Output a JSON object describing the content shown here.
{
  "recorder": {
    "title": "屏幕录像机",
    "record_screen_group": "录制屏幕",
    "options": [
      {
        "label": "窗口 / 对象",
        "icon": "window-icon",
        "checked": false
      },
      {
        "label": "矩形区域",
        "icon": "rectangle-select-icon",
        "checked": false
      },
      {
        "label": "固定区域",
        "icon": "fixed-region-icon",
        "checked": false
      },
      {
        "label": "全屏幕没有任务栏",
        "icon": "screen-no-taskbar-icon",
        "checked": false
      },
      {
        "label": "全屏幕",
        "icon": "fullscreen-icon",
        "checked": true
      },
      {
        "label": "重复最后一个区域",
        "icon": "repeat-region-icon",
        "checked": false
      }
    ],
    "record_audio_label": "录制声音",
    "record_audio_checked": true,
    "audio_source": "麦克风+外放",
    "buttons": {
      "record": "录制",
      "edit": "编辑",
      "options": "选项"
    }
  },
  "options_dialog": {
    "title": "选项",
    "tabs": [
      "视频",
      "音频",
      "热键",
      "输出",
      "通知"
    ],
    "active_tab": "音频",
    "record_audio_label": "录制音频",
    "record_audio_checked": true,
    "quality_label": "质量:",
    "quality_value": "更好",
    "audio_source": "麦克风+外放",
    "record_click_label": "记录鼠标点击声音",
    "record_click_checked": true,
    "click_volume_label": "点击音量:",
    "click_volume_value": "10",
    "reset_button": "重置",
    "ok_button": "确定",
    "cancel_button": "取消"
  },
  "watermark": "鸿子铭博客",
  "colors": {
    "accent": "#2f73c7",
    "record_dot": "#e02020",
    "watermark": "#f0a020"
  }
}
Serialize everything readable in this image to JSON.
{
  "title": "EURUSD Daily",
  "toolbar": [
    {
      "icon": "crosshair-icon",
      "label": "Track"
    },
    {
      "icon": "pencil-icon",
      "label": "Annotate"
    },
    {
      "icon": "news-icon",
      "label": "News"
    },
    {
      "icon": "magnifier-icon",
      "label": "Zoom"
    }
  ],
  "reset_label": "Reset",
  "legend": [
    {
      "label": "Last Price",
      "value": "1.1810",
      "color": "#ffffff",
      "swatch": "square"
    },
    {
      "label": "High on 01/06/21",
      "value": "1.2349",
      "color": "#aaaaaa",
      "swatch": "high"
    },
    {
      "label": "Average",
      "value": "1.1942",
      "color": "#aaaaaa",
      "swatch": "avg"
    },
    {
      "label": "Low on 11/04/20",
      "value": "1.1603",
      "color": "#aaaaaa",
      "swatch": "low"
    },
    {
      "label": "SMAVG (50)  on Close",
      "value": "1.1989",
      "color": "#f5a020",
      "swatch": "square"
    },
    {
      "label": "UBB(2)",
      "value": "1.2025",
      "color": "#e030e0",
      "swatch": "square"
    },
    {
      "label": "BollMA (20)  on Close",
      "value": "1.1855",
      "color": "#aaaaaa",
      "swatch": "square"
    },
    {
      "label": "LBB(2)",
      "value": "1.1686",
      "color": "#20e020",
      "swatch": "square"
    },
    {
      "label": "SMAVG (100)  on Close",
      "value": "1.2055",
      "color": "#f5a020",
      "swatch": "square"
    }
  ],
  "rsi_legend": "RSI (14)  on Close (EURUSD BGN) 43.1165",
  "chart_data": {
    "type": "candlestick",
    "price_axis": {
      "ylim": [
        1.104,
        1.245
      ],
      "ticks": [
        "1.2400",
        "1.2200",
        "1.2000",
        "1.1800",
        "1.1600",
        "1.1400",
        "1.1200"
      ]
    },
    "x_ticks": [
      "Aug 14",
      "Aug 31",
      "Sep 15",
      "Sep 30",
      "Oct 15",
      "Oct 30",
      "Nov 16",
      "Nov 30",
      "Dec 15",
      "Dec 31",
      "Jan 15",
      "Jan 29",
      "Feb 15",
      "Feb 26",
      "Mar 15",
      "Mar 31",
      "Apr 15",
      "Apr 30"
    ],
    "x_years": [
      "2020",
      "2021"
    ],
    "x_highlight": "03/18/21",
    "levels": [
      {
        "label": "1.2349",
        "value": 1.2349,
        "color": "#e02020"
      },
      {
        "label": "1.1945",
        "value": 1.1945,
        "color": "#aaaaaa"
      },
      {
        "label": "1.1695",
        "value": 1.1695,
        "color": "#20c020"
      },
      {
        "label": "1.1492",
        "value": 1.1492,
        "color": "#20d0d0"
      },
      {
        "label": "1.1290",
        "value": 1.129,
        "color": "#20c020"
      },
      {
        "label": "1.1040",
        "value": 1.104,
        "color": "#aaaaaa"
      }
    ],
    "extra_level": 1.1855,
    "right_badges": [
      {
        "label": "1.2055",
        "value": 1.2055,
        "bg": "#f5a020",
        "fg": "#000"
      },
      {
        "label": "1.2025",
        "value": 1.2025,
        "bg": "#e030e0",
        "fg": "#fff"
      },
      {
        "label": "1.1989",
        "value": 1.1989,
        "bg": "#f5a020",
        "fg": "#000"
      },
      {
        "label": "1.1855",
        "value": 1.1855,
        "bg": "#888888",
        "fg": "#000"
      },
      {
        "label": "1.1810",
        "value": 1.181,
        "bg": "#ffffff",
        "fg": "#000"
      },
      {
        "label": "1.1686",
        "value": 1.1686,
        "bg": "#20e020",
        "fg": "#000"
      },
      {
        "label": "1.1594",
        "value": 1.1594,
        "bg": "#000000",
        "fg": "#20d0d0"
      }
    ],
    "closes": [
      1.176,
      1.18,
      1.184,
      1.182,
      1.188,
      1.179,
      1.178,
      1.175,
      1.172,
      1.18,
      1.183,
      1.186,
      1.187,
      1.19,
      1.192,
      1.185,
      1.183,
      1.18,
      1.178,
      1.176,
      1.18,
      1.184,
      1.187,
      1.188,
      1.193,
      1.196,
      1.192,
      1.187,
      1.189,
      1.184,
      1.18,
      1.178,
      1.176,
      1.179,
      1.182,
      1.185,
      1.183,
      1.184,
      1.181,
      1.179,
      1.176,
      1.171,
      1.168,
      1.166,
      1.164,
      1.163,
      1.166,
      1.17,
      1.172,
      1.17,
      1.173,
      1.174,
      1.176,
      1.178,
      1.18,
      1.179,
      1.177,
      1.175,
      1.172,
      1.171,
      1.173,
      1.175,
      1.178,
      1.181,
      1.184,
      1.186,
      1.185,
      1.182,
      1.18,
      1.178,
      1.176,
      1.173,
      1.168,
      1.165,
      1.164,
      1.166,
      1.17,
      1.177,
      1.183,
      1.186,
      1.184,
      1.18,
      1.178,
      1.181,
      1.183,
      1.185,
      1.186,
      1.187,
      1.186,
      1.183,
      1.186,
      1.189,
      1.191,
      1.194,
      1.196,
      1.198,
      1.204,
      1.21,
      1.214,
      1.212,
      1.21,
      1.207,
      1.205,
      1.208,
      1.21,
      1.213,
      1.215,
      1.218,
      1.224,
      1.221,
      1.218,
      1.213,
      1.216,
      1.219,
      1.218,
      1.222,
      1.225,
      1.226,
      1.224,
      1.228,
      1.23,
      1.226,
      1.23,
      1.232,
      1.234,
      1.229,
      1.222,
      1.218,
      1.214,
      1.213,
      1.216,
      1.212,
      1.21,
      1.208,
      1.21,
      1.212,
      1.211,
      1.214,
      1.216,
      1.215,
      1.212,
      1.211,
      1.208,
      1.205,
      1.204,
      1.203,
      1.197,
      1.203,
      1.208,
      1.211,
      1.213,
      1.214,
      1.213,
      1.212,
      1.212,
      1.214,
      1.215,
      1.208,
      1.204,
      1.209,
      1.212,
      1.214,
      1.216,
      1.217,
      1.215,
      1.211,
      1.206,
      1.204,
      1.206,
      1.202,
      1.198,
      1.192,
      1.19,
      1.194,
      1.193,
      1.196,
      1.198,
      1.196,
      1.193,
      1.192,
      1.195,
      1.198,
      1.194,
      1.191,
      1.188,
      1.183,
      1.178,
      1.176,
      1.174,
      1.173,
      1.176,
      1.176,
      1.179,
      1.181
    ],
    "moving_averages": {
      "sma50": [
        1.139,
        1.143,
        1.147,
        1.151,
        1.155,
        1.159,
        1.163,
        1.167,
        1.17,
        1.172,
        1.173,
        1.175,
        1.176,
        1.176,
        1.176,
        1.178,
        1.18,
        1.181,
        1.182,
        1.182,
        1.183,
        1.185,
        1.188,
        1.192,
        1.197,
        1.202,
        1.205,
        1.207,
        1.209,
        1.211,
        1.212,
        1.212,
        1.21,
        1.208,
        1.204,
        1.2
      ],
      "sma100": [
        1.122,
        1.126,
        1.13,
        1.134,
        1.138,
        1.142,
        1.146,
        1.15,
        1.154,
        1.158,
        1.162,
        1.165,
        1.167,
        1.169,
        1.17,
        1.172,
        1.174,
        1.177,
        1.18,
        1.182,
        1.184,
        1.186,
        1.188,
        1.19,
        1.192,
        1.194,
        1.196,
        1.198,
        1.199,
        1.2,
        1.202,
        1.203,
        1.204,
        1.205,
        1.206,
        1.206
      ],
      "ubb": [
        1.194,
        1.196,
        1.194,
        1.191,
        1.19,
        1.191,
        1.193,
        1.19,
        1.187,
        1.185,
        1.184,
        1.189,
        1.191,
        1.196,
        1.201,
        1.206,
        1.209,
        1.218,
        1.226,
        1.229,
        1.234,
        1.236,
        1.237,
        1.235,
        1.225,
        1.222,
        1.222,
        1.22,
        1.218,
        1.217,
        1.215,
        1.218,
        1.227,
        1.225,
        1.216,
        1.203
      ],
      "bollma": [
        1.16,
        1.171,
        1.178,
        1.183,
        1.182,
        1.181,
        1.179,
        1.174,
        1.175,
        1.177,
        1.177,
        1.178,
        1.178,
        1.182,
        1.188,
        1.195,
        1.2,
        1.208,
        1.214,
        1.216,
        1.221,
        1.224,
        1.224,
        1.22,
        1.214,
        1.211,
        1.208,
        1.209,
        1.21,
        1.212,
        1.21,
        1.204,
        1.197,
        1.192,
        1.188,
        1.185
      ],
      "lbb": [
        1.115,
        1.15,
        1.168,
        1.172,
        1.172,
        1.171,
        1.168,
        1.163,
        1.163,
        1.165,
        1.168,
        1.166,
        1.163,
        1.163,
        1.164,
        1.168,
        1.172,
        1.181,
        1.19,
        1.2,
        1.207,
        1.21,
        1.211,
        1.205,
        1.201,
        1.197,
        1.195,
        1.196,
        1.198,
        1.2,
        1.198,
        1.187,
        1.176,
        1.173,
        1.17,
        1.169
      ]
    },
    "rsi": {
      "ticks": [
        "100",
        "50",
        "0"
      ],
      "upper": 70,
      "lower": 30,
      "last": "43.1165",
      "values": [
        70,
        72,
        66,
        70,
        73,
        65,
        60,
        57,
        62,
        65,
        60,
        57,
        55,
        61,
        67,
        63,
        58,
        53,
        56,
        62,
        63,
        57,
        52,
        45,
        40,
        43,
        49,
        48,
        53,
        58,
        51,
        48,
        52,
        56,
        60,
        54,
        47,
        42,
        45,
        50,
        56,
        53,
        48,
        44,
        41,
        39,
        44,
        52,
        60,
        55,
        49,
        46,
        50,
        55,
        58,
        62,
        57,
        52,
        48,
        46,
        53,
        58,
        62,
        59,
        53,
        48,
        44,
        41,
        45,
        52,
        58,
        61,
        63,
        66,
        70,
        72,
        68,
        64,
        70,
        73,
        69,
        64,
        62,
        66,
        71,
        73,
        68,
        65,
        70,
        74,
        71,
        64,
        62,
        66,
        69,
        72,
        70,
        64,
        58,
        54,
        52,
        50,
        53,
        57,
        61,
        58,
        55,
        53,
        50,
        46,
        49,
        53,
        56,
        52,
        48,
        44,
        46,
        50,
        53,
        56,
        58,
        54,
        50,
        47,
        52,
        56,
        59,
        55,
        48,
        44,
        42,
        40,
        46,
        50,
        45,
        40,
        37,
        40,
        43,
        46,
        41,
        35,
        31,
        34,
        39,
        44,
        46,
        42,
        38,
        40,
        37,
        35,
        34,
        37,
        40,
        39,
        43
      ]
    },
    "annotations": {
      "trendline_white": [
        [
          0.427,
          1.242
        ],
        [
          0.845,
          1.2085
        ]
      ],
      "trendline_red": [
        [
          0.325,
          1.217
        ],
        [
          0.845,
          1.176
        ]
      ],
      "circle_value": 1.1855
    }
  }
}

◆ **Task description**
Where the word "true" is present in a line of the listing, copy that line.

◆ **Response to this task**
        "checked": true
    "record_audio_checked": true,
    "record_audio_checked": true,
    "record_click_checked": true,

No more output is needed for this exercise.